City lifeguards at La Jolla Shores appear to have gotten a handle on a safety hazard involving their new tower that opened last summer. NBC 7's Gene Cubbison reports.
City lifeguards at La Jolla Shores appear to have gotten a handle on a safety hazard involving their new tower that opened last summer.
That hazard, to the well-being of beachgoers, is the sun – specifically, the way it plays off the windows in the $3.8 million tower when it gets close to setting.
It distorts, and sometimes washes out, the lifeguards' view of people in the water.
Somebody, it would seem, didn't account for the sun's seasonal migrations.
"With the glare reflecting and re-projecting itself to the north, it causes essentially a blind spot similar to what you would see in the afternoon when the sun's setting,” explains Lifeguard Sgt. Ben Lewis. “It puts a glare on the water that makes it difficult to look into. So that same glare reflects itself to the glass to the north, creating a double-glare effect."
It's a problem that didn't present itself when the tower opened last summer -- but became a major issue when the sun was farther south last fall.
And it will be a problem again this spring, when the sun will have tracked back north.
So until the windows are replaced, reconfigured or redesigned, lifeguards also are staffing a summer-season lookout near the main tower from mid-afternoon to sunset to provide visual backup for colleagues in the main tower.
“It’s working out well,” said Lewis. “The guard in that observation tower doesn’t suffer from the same glare issues that the guard in the current observation tower does. So he’s able to essentially cross-check the water for us.”
Beachgoers interviewed Friday by NBC 7 were glad to know there's another set of eyes where they need to be -- but disappointed that the problem and its temporary work-around couldn't have been avoided in the first place.
"We were here all last season when they were building this, and we thought 'Wow, this really looks cool!' And it does look cool,” said La Jolla resident Jeremy Eisen. “But it's unfortunate to hear that it doesn't serve the function it was designed for."
Experts are now working on optical fixes estimated to cost around $75,000, with the city looking to recover from contractors and or/vendors.
"Whoever's selling you the product has to know what they're selling you; that's a good thing to know,” said Bonita resident Frank Almado. “And then when you buy the product, you should probably know what you're buying. So there's probably a problem on both ends here."
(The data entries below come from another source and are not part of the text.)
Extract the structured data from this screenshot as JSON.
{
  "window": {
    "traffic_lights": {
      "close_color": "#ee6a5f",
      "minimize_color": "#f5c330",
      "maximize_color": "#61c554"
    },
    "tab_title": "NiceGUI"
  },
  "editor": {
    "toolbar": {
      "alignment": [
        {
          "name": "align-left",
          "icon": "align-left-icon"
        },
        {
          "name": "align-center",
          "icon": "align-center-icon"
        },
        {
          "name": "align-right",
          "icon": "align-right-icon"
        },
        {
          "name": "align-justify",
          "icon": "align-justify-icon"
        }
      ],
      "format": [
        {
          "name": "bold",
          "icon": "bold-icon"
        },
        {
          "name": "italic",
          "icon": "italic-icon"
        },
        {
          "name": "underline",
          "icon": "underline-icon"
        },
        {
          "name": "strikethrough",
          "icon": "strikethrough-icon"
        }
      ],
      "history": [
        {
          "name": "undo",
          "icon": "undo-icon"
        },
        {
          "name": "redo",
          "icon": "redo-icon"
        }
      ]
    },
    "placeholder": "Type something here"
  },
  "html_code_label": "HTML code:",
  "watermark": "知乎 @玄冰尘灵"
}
Officials say the long-term fix or fixes should be completed before the summer beach-going season.
They point out that glare is an issue in any lifeguard tower, but the situation at the Shores apparently is in a class of its own.